But during a race in Mexico, Mike met Rossy. She had grown up in drag racing and was checking out the rally racing. They hit it off and Mike proceeded to go out of his way to help Rossy’s team with parts and repairs. They married 3 years later and now Rossy runs the shop. Road Race is now in a 6500-square foot building and is made up of 8 people. They specialize in Evo’s but still work on a lot of DSM’s and still dabble in various random vehicles.
James Siebert has partnered with his friend and fellow car enthusiast, Scott Frazho, to start their own brick and mortar performance shop. They have both been interested in and have owned Mitsubishi’s over the years and exchanged stories at the annual Buschur Shootout. Individually, they both have been working on friend’s cars in the respective garages and would purchase parts via another shop to install on customer’s cars. They also would buy race cars, part them out, return them to stock, and then sell them to raise working capital.
In 2016, they decided to partner up and create F&S Motorsports. In the beginning, they just had a website that sold parts, but in November, they opened their brick and mortar location in Michigan to begin working on customer cars. Scott is about 30 minutes from the shop, but Jason commutes 1.5 hours each way to be at the shop. The hours are pretty brutal now, but he considers the initial time as an investment in the company with the intention that it will pay off in the future.
They are navigating the waters of starting a business with building up their customer base, marketing their business, and figuring out the best packages to offer their customers. We will be following up with James and F&S Motorsports in the future to see how they are progressing.

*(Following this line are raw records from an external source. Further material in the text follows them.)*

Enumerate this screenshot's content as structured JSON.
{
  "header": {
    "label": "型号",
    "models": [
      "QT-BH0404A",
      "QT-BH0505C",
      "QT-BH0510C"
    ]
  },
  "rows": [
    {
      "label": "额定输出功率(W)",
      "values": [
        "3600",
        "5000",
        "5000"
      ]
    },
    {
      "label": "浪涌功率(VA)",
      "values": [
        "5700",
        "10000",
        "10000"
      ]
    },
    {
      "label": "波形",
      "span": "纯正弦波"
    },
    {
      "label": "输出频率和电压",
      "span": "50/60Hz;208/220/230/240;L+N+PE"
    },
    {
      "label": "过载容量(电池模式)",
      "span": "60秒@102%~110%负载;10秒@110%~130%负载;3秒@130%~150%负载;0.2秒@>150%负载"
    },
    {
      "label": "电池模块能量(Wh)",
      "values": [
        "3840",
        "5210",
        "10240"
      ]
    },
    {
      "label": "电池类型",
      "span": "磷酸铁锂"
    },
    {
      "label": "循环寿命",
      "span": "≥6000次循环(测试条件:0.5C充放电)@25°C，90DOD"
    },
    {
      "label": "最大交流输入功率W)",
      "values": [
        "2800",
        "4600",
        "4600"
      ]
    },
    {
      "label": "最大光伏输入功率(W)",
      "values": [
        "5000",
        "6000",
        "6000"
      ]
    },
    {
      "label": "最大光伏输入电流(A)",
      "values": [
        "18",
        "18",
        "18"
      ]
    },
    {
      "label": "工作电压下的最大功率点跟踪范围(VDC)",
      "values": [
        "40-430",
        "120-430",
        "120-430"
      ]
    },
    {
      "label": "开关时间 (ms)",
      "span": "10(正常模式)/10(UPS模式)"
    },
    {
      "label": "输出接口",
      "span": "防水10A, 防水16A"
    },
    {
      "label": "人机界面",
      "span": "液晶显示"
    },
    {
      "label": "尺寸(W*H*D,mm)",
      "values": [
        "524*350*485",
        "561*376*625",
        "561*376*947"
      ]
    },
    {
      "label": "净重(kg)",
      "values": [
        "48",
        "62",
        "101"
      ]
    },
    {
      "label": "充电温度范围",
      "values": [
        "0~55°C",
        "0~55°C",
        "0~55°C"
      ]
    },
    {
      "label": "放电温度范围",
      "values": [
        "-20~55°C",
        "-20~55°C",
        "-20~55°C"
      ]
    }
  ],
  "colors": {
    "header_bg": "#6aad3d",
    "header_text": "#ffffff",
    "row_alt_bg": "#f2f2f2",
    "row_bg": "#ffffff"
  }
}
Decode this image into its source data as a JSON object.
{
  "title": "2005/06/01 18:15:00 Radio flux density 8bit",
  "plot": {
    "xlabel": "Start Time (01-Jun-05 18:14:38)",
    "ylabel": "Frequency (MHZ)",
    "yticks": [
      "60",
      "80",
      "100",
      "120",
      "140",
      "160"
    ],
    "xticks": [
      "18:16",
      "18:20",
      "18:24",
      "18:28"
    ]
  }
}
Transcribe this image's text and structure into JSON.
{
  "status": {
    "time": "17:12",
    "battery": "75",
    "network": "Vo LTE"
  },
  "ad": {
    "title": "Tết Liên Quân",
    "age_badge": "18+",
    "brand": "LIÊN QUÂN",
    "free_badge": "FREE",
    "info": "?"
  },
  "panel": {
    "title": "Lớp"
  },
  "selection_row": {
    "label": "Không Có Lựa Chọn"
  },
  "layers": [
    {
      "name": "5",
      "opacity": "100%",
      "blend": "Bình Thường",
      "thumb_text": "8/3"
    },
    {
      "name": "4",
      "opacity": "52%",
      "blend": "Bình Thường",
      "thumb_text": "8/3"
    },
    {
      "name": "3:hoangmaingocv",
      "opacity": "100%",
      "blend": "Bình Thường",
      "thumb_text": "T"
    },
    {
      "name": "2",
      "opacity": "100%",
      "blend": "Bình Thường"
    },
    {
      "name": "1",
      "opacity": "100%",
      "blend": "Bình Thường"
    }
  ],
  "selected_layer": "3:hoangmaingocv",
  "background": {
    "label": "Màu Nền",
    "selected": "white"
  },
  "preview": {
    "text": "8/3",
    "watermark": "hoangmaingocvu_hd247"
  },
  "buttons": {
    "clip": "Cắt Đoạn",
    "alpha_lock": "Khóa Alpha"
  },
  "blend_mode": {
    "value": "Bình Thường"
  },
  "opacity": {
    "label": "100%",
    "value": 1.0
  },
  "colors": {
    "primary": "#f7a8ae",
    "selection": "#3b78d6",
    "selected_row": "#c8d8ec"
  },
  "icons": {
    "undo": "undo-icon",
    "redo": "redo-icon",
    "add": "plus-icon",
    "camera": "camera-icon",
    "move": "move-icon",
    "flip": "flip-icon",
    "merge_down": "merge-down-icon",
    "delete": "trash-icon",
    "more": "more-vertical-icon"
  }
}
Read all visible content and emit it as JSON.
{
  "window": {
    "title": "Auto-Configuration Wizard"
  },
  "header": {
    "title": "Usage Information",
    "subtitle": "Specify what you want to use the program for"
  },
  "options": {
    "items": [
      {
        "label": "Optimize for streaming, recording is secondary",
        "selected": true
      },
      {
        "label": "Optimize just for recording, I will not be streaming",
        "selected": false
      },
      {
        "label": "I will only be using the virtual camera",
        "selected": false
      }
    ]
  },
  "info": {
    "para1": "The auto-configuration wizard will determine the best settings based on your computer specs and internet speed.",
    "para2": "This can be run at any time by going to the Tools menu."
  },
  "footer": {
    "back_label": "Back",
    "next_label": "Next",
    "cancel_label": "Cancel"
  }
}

Marty Staggs was born into drag racing. Both his father and grandfather raced meaning that he was always around fast cars. As a child, Marty helped his dad build dune buggies in the garage and learned to weld at a very young age. He pursued an education in mechanical engineering but never got his college degree. He met his wife and quickly started a family so he got jobs working in commercial controls businesses. But he was always building stuff for cars and focused on the VW platform. Eventually, he stumbled upon a Turbosmart Wastegate and loved the product! In 2006, Marty went to SEMA and met with the owner of Turbosmart. They started to hang out and formed a friendship right away.
Marty found out that Turbosmart had a US distributor and they stayed in contact over the years. This friendship turned into a business partnership when Marty was asked to take over the US market of Turbosmart as the Vice President & General Manager. Since 2009, Marty has grown and expanded the business with proper planning and passion to make it more successful.
Frank Rehak grew up working at the family’s shop and initially thought he was going to find a career as a motorcycle mechanic. He got a few jobs working on motorcycles and realized it wasn’t as great as he hoped. So he went back to work with his dad. He started at the bottom cleaning the machines and sweeping the floors. Frank worked his way up and eventually had quite a lot of responsibility at the shop. He had a few ideas about doing exchanges with customers and boxing up product to sell them anywhere and slowly began implementing these ideas.
He started to transition the shop to doing more CV axle rebuilds. But then the market was flooded with new replacement parts from China and he had to reevaluate his business model. So, he began offering upgraded drive shafts. Now, things have become very serious! They own a 50,000-square foot facility in North Carolina and employee 29 people.